═══ Information provided ═══

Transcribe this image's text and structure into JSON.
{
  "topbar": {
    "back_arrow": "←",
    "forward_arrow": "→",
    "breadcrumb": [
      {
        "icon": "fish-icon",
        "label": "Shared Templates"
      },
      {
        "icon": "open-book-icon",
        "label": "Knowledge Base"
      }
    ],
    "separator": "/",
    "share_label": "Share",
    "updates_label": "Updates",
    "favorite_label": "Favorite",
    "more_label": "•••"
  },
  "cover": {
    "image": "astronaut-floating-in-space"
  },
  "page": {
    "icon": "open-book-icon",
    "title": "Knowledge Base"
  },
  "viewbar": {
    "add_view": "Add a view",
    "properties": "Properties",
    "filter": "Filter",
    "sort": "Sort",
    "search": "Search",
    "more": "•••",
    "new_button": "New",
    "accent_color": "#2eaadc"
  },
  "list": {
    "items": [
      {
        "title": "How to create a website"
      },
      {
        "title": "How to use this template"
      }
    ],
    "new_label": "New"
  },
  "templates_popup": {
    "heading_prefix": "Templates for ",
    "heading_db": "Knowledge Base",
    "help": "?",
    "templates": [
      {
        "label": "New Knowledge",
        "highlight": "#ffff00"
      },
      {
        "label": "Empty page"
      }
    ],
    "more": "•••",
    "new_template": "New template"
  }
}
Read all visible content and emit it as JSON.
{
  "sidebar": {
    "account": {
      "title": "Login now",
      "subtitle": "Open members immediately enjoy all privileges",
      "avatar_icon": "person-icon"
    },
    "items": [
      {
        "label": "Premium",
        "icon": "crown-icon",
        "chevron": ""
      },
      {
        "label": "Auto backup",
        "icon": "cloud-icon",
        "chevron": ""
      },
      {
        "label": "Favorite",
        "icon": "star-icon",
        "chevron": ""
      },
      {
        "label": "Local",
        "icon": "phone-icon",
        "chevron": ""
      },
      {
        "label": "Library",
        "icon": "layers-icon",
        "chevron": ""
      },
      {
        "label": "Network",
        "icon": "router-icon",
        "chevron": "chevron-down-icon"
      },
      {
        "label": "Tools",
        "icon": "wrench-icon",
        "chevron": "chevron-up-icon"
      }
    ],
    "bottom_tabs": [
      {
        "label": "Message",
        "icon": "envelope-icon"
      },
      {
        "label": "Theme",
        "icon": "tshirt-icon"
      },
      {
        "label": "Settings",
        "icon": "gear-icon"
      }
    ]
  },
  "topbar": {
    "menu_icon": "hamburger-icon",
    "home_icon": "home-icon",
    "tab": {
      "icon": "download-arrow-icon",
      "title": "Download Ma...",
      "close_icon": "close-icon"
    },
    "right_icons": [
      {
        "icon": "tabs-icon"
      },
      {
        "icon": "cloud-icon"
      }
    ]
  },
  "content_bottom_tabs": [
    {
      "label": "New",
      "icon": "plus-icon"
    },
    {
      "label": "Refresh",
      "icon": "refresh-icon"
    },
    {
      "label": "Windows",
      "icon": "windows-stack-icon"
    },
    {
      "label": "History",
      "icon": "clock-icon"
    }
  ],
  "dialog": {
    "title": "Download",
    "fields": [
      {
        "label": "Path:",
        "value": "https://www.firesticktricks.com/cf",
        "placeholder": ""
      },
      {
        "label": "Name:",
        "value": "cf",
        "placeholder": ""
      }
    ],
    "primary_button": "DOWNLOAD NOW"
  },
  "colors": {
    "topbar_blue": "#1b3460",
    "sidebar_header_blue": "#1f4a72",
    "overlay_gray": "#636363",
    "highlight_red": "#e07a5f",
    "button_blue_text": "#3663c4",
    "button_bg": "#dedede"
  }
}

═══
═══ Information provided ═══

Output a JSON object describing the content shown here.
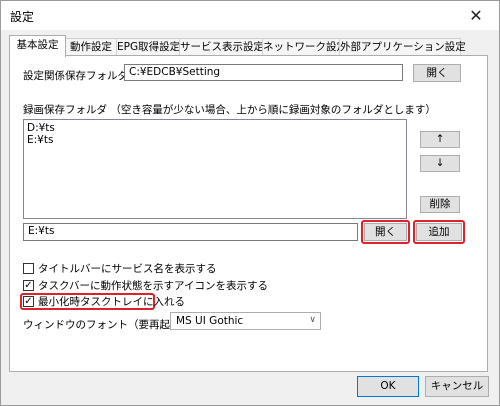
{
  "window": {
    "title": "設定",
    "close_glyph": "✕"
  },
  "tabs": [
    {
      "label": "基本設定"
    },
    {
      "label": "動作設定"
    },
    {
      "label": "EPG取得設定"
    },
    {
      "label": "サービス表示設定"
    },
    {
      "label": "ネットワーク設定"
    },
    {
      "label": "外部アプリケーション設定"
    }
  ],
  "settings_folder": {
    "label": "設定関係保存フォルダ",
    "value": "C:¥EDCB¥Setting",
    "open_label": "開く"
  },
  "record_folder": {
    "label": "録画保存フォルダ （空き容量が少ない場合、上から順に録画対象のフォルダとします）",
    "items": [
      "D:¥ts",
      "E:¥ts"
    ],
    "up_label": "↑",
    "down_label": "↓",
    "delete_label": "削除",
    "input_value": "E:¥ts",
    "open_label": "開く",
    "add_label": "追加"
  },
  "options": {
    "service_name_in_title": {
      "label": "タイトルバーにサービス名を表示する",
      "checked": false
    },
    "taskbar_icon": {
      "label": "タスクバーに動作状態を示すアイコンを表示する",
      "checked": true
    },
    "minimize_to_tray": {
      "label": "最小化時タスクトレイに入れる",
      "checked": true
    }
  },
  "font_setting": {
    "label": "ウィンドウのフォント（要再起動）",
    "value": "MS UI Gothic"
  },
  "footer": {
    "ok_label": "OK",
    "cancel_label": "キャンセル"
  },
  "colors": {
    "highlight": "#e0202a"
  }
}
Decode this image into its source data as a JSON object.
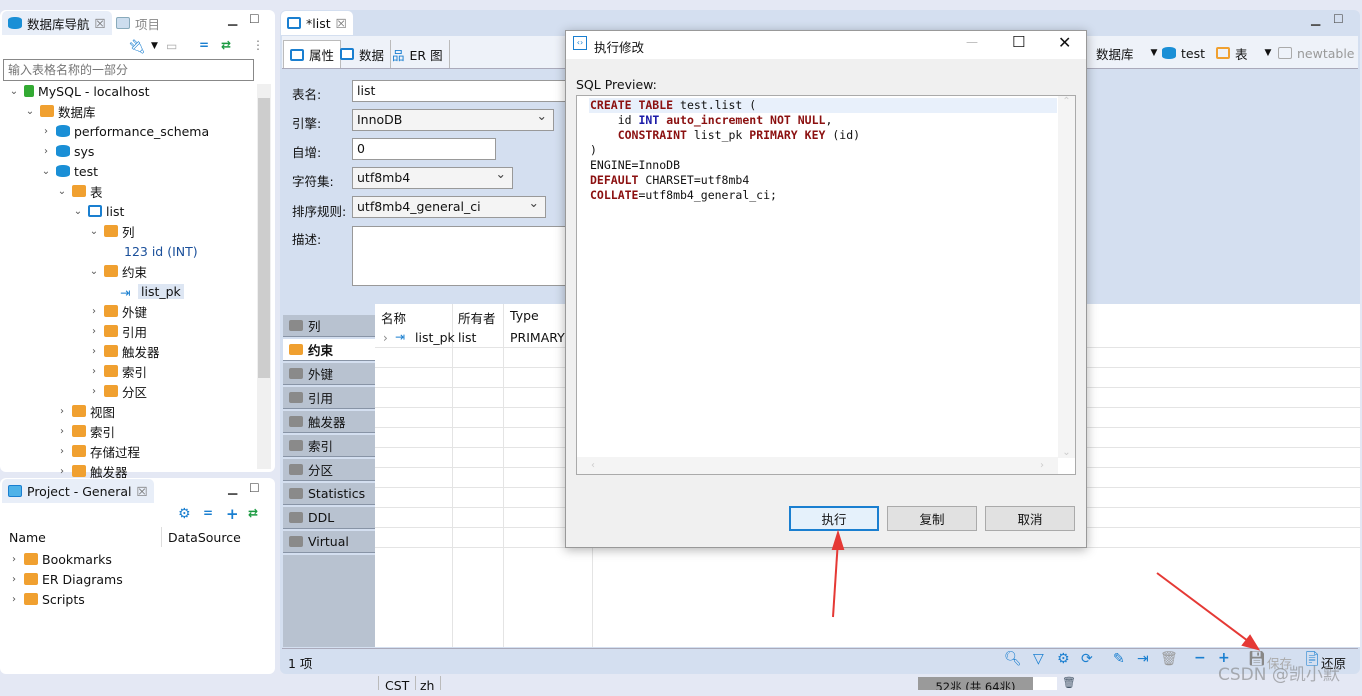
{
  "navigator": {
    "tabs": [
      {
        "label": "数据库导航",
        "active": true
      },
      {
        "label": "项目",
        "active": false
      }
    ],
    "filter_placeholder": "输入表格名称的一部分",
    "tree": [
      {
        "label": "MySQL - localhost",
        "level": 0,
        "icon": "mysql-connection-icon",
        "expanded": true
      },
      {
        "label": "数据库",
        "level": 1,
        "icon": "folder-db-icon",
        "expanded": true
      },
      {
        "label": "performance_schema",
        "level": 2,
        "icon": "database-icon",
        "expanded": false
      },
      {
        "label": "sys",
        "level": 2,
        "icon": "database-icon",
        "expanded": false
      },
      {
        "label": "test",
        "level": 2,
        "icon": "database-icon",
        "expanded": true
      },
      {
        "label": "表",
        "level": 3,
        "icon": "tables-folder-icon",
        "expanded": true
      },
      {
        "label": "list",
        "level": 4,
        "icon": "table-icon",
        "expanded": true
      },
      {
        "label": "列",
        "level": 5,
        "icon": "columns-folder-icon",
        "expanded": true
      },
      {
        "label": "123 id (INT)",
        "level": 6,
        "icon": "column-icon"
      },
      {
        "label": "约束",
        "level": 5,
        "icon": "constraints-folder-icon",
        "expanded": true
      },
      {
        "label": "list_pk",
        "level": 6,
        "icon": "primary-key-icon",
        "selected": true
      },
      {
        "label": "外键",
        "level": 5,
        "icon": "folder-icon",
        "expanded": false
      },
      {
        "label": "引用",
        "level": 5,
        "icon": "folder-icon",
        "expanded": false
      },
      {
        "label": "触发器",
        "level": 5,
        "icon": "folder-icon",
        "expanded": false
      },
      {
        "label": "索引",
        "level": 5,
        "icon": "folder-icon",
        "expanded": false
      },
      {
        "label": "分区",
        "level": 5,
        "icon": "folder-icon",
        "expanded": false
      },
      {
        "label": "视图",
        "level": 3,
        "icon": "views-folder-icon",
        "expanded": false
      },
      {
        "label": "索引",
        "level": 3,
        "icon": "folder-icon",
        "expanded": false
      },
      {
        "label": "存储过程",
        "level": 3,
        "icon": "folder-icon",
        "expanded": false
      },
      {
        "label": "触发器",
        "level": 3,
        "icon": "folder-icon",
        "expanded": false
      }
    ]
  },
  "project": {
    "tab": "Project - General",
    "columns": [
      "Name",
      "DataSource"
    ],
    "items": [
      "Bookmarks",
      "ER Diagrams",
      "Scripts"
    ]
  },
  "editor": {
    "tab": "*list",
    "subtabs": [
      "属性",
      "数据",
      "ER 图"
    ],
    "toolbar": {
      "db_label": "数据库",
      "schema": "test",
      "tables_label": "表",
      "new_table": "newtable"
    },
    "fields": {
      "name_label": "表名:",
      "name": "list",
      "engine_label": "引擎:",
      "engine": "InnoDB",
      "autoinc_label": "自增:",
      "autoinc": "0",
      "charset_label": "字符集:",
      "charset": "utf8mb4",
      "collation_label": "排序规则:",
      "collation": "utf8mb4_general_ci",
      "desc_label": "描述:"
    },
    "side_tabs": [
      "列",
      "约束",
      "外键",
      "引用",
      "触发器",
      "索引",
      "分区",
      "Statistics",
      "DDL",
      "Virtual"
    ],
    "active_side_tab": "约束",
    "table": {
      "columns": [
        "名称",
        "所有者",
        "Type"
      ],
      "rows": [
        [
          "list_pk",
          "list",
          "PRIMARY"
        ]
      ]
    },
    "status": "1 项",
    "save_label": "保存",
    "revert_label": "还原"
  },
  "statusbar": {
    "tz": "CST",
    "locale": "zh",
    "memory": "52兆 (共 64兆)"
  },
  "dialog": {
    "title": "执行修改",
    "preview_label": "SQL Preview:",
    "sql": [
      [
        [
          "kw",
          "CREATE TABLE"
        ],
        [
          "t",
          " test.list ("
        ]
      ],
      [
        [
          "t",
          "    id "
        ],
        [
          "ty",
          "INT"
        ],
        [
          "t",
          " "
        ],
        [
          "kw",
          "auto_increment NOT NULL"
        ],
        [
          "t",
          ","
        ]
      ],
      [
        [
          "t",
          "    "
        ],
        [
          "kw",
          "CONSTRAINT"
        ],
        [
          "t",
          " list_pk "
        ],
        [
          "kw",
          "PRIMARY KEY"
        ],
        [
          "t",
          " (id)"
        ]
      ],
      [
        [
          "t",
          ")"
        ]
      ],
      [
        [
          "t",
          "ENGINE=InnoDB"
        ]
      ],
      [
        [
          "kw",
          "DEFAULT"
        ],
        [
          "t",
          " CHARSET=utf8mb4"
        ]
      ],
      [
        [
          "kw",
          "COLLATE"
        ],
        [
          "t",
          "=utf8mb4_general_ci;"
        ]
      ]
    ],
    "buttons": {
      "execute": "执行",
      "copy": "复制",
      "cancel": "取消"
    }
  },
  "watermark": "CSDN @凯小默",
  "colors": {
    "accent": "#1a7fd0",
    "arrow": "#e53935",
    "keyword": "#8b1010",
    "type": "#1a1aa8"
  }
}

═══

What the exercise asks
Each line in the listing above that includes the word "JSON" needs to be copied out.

Task answer
Transcribe this image's text and structure into JSON.
Read all visible content and emit it as JSON.
Output a JSON object describing the content shown here.
Decode this image into its source data as a JSON object.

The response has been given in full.